* [WORK INSTRUCTION]: Please retype the entries below exactly as they are written.

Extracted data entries
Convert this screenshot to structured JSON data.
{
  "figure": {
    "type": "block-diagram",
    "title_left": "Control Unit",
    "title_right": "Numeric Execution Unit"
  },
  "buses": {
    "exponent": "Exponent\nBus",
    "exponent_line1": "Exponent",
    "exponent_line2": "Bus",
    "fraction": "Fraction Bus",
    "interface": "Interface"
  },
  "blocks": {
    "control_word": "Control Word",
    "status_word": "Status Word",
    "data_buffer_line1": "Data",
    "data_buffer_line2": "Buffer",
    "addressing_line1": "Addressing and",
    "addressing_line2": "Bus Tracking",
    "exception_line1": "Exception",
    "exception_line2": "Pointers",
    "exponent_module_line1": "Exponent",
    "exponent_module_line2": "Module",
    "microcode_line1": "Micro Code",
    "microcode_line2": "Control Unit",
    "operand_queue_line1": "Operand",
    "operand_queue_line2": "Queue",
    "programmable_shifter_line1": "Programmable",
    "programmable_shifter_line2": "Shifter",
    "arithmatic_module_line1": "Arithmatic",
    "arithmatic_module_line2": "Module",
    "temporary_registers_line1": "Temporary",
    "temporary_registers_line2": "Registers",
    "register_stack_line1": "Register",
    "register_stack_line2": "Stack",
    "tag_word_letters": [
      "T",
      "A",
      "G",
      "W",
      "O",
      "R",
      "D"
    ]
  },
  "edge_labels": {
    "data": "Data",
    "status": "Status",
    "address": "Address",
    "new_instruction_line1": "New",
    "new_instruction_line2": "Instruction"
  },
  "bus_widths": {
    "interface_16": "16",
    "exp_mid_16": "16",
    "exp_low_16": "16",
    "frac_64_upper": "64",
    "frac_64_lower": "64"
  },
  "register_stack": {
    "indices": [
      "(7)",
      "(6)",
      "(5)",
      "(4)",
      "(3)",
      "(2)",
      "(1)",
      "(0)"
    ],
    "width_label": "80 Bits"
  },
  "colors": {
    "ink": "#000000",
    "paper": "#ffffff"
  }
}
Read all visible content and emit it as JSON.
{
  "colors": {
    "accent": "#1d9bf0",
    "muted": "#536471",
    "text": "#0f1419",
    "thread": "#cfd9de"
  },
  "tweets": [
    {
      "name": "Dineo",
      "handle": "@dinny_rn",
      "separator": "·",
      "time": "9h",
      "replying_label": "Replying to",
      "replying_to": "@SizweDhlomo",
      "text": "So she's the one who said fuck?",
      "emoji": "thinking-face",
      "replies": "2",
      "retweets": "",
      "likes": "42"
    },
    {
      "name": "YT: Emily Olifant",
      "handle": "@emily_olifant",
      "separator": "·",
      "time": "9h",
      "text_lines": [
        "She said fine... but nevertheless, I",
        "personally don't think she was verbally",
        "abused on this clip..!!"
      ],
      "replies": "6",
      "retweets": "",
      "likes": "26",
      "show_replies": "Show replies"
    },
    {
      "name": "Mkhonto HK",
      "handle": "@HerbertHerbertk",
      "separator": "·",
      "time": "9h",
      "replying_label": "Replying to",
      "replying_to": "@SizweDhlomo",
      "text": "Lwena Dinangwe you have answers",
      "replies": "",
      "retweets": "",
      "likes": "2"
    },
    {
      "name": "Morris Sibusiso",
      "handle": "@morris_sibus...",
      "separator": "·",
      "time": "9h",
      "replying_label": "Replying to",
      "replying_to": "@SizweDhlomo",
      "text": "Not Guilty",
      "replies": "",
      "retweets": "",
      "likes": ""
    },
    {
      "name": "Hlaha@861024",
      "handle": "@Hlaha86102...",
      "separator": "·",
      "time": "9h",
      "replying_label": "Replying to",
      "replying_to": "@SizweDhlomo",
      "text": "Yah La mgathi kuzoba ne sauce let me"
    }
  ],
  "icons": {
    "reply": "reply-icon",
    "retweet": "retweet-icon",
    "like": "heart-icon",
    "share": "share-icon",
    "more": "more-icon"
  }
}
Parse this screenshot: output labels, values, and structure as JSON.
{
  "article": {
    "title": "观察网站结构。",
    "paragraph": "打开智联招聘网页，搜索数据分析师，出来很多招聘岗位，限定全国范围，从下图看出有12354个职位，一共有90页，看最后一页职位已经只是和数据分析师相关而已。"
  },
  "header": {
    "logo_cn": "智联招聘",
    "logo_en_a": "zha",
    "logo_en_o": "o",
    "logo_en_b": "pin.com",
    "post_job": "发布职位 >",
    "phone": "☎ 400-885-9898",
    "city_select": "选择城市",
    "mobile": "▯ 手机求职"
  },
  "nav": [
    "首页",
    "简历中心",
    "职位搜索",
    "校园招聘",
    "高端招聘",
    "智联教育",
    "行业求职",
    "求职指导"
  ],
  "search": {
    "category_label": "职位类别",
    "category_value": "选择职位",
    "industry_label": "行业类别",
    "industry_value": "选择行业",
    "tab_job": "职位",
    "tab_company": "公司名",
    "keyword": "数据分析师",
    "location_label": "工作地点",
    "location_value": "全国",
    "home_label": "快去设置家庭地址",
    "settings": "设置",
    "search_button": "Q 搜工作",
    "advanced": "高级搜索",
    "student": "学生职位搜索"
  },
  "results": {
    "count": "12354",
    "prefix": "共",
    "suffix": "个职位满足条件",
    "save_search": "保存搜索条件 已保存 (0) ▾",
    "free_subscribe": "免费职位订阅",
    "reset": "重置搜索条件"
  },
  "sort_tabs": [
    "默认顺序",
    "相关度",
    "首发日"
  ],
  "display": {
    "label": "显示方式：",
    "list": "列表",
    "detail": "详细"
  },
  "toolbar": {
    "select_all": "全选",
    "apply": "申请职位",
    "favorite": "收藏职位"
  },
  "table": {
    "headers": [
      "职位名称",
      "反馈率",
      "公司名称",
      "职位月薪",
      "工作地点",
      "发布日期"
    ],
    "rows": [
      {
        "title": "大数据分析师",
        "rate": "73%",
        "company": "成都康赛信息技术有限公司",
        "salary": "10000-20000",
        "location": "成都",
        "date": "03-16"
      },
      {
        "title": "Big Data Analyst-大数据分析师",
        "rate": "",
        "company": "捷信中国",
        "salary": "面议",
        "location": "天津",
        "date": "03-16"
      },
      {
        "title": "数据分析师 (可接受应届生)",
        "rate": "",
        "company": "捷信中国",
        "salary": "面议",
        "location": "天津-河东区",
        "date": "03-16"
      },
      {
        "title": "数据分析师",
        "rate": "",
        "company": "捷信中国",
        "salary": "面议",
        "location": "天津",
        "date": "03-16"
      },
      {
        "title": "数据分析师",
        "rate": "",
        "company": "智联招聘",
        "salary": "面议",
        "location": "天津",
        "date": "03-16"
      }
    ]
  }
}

* [REPLY]:
Convert this screenshot to structured JSON data.
{
  "figure": {
    "type": "block-diagram",
    "title_left": "Control Unit",
    "title_right": "Numeric Execution Unit"
  },
  "buses": {
    "exponent": "Exponent\nBus",
    "exponent_line1": "Exponent",
    "exponent_line2": "Bus",
    "fraction": "Fraction Bus",
    "interface": "Interface"
  },
  "blocks": {
    "control_word": "Control Word",
    "status_word": "Status Word",
    "data_buffer_line1": "Data",
    "data_buffer_line2": "Buffer",
    "addressing_line1": "Addressing and",
    "addressing_line2": "Bus Tracking",
    "exception_line1": "Exception",
    "exception_line2": "Pointers",
    "exponent_module_line1": "Exponent",
    "exponent_module_line2": "Module",
    "microcode_line1": "Micro Code",
    "microcode_line2": "Control Unit",
    "operand_queue_line1": "Operand",
    "operand_queue_line2": "Queue",
    "programmable_shifter_line1": "Programmable",
    "programmable_shifter_line2": "Shifter",
    "arithmatic_module_line1": "Arithmatic",
    "arithmatic_module_line2": "Module",
    "temporary_registers_line1": "Temporary",
    "temporary_registers_line2": "Registers",
    "register_stack_line1": "Register",
    "register_stack_line2": "Stack",
    "tag_word_letters": [
      "T",
      "A",
      "G",
      "W",
      "O",
      "R",
      "D"
    ]
  },
  "edge_labels": {
    "data": "Data",
    "status": "Status",
    "address": "Address",
    "new_instruction_line1": "New",
    "new_instruction_line2": "Instruction"
  },
  "bus_widths": {
    "interface_16": "16",
    "exp_mid_16": "16",
    "exp_low_16": "16",
    "frac_64_upper": "64",
    "frac_64_lower": "64"
  },
  "register_stack": {
    "indices": [
      "(7)",
      "(6)",
      "(5)",
      "(4)",
      "(3)",
      "(2)",
      "(1)",
      "(0)"
    ],
    "width_label": "80 Bits"
  },
  "colors": {
    "ink": "#000000",
    "paper": "#ffffff"
  }
}
Read all visible content and emit it as JSON.
{
  "colors": {
    "accent": "#1d9bf0",
    "muted": "#536471",
    "text": "#0f1419",
    "thread": "#cfd9de"
  },
  "tweets": [
    {
      "name": "Dineo",
      "handle": "@dinny_rn",
      "separator": "·",
      "time": "9h",
      "replying_label": "Replying to",
      "replying_to": "@SizweDhlomo",
      "text": "So she's the one who said fuck?",
      "emoji": "thinking-face",
      "replies": "2",
      "retweets": "",
      "likes": "42"
    },
    {
      "name": "YT: Emily Olifant",
      "handle": "@emily_olifant",
      "separator": "·",
      "time": "9h",
      "text_lines": [
        "She said fine... but nevertheless, I",
        "personally don't think she was verbally",
        "abused on this clip..!!"
      ],
      "replies": "6",
      "retweets": "",
      "likes": "26",
      "show_replies": "Show replies"
    },
    {
      "name": "Mkhonto HK",
      "handle": "@HerbertHerbertk",
      "separator": "·",
      "time": "9h",
      "replying_label": "Replying to",
      "replying_to": "@SizweDhlomo",
      "text": "Lwena Dinangwe you have answers",
      "replies": "",
      "retweets": "",
      "likes": "2"
    },
    {
      "name": "Morris Sibusiso",
      "handle": "@morris_sibus...",
      "separator": "·",
      "time": "9h",
      "replying_label": "Replying to",
      "replying_to": "@SizweDhlomo",
      "text": "Not Guilty",
      "replies": "",
      "retweets": "",
      "likes": ""
    },
    {
      "name": "Hlaha@861024",
      "handle": "@Hlaha86102...",
      "separator": "·",
      "time": "9h",
      "replying_label": "Replying to",
      "replying_to": "@SizweDhlomo",
      "text": "Yah La mgathi kuzoba ne sauce let me"
    }
  ],
  "icons": {
    "reply": "reply-icon",
    "retweet": "retweet-icon",
    "like": "heart-icon",
    "share": "share-icon",
    "more": "more-icon"
  }
}
Parse this screenshot: output labels, values, and structure as JSON.
{
  "article": {
    "title": "观察网站结构。",
    "paragraph": "打开智联招聘网页，搜索数据分析师，出来很多招聘岗位，限定全国范围，从下图看出有12354个职位，一共有90页，看最后一页职位已经只是和数据分析师相关而已。"
  },
  "header": {
    "logo_cn": "智联招聘",
    "logo_en_a": "zha",
    "logo_en_o": "o",
    "logo_en_b": "pin.com",
    "post_job": "发布职位 >",
    "phone": "☎ 400-885-9898",
    "city_select": "选择城市",
    "mobile": "▯ 手机求职"
  },
  "nav": [
    "首页",
    "简历中心",
    "职位搜索",
    "校园招聘",
    "高端招聘",
    "智联教育",
    "行业求职",
    "求职指导"
  ],
  "search": {
    "category_label": "职位类别",
    "category_value": "选择职位",
    "industry_label": "行业类别",
    "industry_value": "选择行业",
    "tab_job": "职位",
    "tab_company": "公司名",
    "keyword": "数据分析师",
    "location_label": "工作地点",
    "location_value": "全国",
    "home_label": "快去设置家庭地址",
    "settings": "设置",
    "search_button": "Q 搜工作",
    "advanced": "高级搜索",
    "student": "学生职位搜索"
  },
  "results": {
    "count": "12354",
    "prefix": "共",
    "suffix": "个职位满足条件",
    "save_search": "保存搜索条件 已保存 (0) ▾",
    "free_subscribe": "免费职位订阅",
    "reset": "重置搜索条件"
  },
  "sort_tabs": [
    "默认顺序",
    "相关度",
    "首发日"
  ],
  "display": {
    "label": "显示方式：",
    "list": "列表",
    "detail": "详细"
  },
  "toolbar": {
    "select_all": "全选",
    "apply": "申请职位",
    "favorite": "收藏职位"
  },
  "table": {
    "headers": [
      "职位名称",
      "反馈率",
      "公司名称",
      "职位月薪",
      "工作地点",
      "发布日期"
    ],
    "rows": [
      {
        "title": "大数据分析师",
        "rate": "73%",
        "company": "成都康赛信息技术有限公司",
        "salary": "10000-20000",
        "location": "成都",
        "date": "03-16"
      },
      {
        "title": "Big Data Analyst-大数据分析师",
        "rate": "",
        "company": "捷信中国",
        "salary": "面议",
        "location": "天津",
        "date": "03-16"
      },
      {
        "title": "数据分析师 (可接受应届生)",
        "rate": "",
        "company": "捷信中国",
        "salary": "面议",
        "location": "天津-河东区",
        "date": "03-16"
      },
      {
        "title": "数据分析师",
        "rate": "",
        "company": "捷信中国",
        "salary": "面议",
        "location": "天津",
        "date": "03-16"
      },
      {
        "title": "数据分析师",
        "rate": "",
        "company": "智联招聘",
        "salary": "面议",
        "location": "天津",
        "date": "03-16"
      }
    ]
  }
}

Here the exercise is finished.